- WHAT YOU SHOULD DO: Restate each entry word for word, leaving nothing out.

- MATERIAL FOR THIS TASK:
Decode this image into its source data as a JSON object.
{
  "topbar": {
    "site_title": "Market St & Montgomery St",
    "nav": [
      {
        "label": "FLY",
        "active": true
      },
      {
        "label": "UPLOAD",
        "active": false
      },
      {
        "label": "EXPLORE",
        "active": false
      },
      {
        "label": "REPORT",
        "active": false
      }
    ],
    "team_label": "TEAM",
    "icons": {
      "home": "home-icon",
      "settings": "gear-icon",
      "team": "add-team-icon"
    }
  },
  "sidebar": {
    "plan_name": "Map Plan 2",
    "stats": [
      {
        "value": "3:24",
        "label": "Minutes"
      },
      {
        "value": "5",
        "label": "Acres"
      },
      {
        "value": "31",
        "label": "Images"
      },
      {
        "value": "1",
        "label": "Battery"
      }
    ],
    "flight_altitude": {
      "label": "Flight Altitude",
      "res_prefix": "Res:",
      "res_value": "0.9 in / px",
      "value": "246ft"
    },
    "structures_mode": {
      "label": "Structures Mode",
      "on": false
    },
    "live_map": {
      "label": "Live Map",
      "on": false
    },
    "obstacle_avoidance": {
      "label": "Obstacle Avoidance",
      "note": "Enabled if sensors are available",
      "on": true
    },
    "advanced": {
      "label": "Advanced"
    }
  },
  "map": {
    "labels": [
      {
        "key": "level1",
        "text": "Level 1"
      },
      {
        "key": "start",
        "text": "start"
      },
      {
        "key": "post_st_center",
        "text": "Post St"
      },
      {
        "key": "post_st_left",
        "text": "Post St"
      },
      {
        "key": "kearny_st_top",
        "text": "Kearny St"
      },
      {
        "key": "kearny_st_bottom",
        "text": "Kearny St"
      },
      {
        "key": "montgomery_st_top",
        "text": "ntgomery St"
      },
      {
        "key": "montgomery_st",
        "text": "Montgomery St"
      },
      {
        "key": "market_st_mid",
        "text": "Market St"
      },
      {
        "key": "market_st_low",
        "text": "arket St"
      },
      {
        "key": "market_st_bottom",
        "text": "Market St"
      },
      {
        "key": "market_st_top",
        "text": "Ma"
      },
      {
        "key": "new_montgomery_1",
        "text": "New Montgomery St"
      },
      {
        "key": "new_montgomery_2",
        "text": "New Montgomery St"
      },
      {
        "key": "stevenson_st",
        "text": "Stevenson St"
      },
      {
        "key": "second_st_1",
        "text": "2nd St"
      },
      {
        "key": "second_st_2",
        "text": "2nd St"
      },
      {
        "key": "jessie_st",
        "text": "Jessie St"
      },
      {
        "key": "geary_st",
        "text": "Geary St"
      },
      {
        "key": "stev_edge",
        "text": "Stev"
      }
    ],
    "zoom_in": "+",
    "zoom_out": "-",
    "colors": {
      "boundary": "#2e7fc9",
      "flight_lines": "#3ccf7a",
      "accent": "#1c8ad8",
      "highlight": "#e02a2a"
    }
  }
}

- COMPLETED EXERCISE:
Decode this image into its source data as a JSON object.
{
  "topbar": {
    "site_title": "Market St & Montgomery St",
    "nav": [
      {
        "label": "FLY",
        "active": true
      },
      {
        "label": "UPLOAD",
        "active": false
      },
      {
        "label": "EXPLORE",
        "active": false
      },
      {
        "label": "REPORT",
        "active": false
      }
    ],
    "team_label": "TEAM",
    "icons": {
      "home": "home-icon",
      "settings": "gear-icon",
      "team": "add-team-icon"
    }
  },
  "sidebar": {
    "plan_name": "Map Plan 2",
    "stats": [
      {
        "value": "3:24",
        "label": "Minutes"
      },
      {
        "value": "5",
        "label": "Acres"
      },
      {
        "value": "31",
        "label": "Images"
      },
      {
        "value": "1",
        "label": "Battery"
      }
    ],
    "flight_altitude": {
      "label": "Flight Altitude",
      "res_prefix": "Res:",
      "res_value": "0.9 in / px",
      "value": "246ft"
    },
    "structures_mode": {
      "label": "Structures Mode",
      "on": false
    },
    "live_map": {
      "label": "Live Map",
      "on": false
    },
    "obstacle_avoidance": {
      "label": "Obstacle Avoidance",
      "note": "Enabled if sensors are available",
      "on": true
    },
    "advanced": {
      "label": "Advanced"
    }
  },
  "map": {
    "labels": [
      {
        "key": "level1",
        "text": "Level 1"
      },
      {
        "key": "start",
        "text": "start"
      },
      {
        "key": "post_st_center",
        "text": "Post St"
      },
      {
        "key": "post_st_left",
        "text": "Post St"
      },
      {
        "key": "kearny_st_top",
        "text": "Kearny St"
      },
      {
        "key": "kearny_st_bottom",
        "text": "Kearny St"
      },
      {
        "key": "montgomery_st_top",
        "text": "ntgomery St"
      },
      {
        "key": "montgomery_st",
        "text": "Montgomery St"
      },
      {
        "key": "market_st_mid",
        "text": "Market St"
      },
      {
        "key": "market_st_low",
        "text": "arket St"
      },
      {
        "key": "market_st_bottom",
        "text": "Market St"
      },
      {
        "key": "market_st_top",
        "text": "Ma"
      },
      {
        "key": "new_montgomery_1",
        "text": "New Montgomery St"
      },
      {
        "key": "new_montgomery_2",
        "text": "New Montgomery St"
      },
      {
        "key": "stevenson_st",
        "text": "Stevenson St"
      },
      {
        "key": "second_st_1",
        "text": "2nd St"
      },
      {
        "key": "second_st_2",
        "text": "2nd St"
      },
      {
        "key": "jessie_st",
        "text": "Jessie St"
      },
      {
        "key": "geary_st",
        "text": "Geary St"
      },
      {
        "key": "stev_edge",
        "text": "Stev"
      }
    ],
    "zoom_in": "+",
    "zoom_out": "-",
    "colors": {
      "boundary": "#2e7fc9",
      "flight_lines": "#3ccf7a",
      "accent": "#1c8ad8",
      "highlight": "#e02a2a"
    }
  }
}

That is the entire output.